Element data from apps and pages:
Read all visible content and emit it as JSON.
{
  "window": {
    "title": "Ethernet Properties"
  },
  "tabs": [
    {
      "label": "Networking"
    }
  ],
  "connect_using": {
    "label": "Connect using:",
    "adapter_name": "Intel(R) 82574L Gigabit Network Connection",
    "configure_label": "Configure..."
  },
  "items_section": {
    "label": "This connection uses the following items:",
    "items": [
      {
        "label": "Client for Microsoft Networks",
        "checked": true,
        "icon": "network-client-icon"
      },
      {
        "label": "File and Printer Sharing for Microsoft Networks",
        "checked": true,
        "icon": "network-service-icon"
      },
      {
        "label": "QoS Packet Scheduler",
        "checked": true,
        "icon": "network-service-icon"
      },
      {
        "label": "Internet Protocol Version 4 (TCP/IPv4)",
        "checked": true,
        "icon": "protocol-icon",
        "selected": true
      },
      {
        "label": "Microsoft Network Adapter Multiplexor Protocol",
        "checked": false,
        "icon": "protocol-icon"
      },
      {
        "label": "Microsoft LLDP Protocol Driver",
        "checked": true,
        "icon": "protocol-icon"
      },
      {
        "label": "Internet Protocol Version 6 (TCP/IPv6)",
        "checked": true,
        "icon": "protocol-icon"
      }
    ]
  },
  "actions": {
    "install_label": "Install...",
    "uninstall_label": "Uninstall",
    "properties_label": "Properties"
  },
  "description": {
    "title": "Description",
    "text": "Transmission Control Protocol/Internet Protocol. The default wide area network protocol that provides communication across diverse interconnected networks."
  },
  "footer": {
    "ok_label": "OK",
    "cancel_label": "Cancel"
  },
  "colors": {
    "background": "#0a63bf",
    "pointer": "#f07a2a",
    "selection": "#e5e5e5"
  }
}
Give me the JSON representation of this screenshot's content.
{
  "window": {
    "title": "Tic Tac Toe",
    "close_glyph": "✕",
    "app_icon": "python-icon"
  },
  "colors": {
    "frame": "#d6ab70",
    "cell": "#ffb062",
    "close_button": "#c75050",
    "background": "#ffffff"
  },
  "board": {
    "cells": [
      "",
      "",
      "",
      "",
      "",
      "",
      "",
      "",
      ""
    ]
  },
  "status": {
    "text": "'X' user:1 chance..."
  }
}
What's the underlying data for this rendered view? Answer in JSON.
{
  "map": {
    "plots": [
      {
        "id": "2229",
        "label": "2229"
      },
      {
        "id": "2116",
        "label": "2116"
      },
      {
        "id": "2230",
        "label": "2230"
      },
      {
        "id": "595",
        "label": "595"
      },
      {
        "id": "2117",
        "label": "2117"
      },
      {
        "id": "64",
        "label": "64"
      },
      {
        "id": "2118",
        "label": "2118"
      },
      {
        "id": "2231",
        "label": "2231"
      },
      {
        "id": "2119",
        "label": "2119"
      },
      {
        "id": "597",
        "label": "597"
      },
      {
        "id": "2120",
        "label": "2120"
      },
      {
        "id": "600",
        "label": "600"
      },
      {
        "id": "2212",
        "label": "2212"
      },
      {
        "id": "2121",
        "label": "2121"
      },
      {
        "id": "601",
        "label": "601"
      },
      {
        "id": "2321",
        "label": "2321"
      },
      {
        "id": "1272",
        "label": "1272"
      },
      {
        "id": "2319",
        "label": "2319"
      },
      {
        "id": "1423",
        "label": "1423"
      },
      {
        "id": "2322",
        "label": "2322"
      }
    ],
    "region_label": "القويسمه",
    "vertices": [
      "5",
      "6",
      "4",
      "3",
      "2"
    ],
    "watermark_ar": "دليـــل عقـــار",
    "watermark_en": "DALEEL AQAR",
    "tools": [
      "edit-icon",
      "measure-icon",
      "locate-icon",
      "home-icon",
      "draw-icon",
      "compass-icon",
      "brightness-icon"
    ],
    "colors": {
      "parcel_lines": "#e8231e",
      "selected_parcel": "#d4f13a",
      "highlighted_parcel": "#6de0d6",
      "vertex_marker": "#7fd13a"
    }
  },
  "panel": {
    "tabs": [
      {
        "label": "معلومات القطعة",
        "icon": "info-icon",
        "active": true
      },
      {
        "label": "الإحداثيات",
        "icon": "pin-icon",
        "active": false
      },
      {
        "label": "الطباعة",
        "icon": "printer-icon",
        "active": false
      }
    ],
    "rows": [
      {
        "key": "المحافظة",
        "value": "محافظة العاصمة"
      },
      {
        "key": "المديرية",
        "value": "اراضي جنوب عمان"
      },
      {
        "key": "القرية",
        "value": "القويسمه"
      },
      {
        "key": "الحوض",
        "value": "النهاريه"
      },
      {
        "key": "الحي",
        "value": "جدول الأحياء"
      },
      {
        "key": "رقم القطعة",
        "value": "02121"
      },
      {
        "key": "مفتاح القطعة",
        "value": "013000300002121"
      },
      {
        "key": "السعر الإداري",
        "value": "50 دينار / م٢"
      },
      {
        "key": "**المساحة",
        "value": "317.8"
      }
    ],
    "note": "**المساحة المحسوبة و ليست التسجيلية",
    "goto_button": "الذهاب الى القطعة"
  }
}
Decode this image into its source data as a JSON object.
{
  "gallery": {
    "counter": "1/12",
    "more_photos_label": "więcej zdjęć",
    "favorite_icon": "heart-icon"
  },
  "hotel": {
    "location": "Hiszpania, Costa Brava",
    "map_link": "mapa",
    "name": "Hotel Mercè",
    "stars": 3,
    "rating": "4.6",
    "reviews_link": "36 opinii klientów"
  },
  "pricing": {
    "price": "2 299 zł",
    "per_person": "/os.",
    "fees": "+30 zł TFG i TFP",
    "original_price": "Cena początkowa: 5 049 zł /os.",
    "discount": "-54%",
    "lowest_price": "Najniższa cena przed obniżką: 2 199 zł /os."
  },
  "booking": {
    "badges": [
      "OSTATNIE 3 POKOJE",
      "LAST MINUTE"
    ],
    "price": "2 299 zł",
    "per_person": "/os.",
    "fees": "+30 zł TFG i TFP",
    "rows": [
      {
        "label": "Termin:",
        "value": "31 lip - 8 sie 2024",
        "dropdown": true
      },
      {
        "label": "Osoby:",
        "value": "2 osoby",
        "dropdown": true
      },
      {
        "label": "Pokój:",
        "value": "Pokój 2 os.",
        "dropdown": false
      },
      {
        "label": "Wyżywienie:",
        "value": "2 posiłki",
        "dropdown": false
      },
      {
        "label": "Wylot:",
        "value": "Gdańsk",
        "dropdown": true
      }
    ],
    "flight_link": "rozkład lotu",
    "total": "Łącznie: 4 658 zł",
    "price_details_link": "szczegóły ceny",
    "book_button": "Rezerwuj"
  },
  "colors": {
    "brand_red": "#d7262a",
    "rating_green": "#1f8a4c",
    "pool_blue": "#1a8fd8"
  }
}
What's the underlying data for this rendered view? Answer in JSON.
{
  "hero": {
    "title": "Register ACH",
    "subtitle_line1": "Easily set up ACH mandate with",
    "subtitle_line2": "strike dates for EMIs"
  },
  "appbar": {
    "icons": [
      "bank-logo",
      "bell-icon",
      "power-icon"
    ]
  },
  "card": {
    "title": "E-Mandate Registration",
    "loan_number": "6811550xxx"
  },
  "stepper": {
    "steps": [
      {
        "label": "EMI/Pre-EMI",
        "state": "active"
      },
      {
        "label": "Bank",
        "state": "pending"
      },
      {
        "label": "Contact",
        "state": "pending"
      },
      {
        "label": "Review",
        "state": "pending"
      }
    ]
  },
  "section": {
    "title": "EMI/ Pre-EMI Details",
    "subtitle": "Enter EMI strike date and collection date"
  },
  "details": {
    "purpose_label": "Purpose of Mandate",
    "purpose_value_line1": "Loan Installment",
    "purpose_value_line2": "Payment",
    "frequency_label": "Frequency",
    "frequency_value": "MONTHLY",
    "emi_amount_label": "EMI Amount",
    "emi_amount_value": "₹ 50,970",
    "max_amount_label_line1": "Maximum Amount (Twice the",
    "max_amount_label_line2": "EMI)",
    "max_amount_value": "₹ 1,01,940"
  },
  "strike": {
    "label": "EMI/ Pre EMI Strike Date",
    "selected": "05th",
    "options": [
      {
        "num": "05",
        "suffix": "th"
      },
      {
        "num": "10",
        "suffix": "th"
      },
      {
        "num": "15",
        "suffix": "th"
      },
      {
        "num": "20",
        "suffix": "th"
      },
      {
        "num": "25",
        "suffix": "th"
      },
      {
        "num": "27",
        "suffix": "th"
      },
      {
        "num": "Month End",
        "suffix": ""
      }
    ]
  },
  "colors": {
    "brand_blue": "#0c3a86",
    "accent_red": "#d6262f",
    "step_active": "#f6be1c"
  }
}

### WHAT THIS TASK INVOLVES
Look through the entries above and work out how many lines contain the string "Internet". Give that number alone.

### PROBLEM SOLUTION
3